Mar 1, 2019
Lopata Hall, Room 101
Trustworthy Machine Learning from Untrusted Models
Many of today's machine learning (ML) systems are not built from scratch, but are "composed" from an array of primitive models. This paradigm shift has significantly simplified the system development cycles. Yet, as most primitive models are contributed by untrusted third parties, their lack of regulation, standardization and verification entails profound security implications. In this talk, I will demonstrate that malicious primitive models pose immense threats to the security of ML systems. I will present a general class of backdoor attacks wherein malicious models, once integrated into ML systems, are able to fully control the behaviors of host systems. I will then describe two effective countermeasures against such threats, namely, offline model checking which verifies whether a third-party model is backdoor-free, and runtime system auditing which detects and repairs abnormal system behaviors. Finally, I will discuss the potential challenges of realizing the ultimate vision of "lifelong security" that enforces security assurance throughout the lifecycles of ML systems. Through this talk, I hope to raise the awareness of ML security issues and promote more principled practice of building and operating ML systems.

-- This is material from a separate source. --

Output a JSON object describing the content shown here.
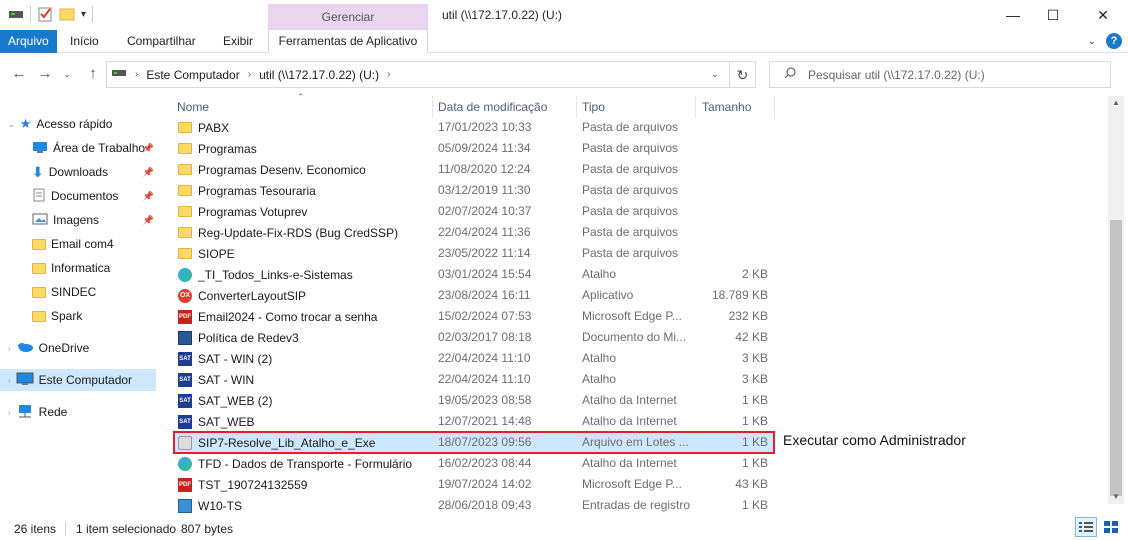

Prof. Ting Wang is currently an Assistant Professor in the Computer Science and Engineering Department at Lehigh University. Prior to joining Lehigh, he obtained his doctoral degree from Georgia Institute of Technology. Prof. Wang conducts research at the intersection of machine learning, privacy and security. His ongoing work focuses on making machine learning-based systems more practically usable through mitigating security vulnerabilities, enhancing privacy awareness, and increasing decision-making transparency. Prof. Wang is a recipient of the NSF CAREER Award and the IBM Research Innovation Award. His work has been recognized by multiple best paper awards from venues including IEEE CNS and ACM AISec.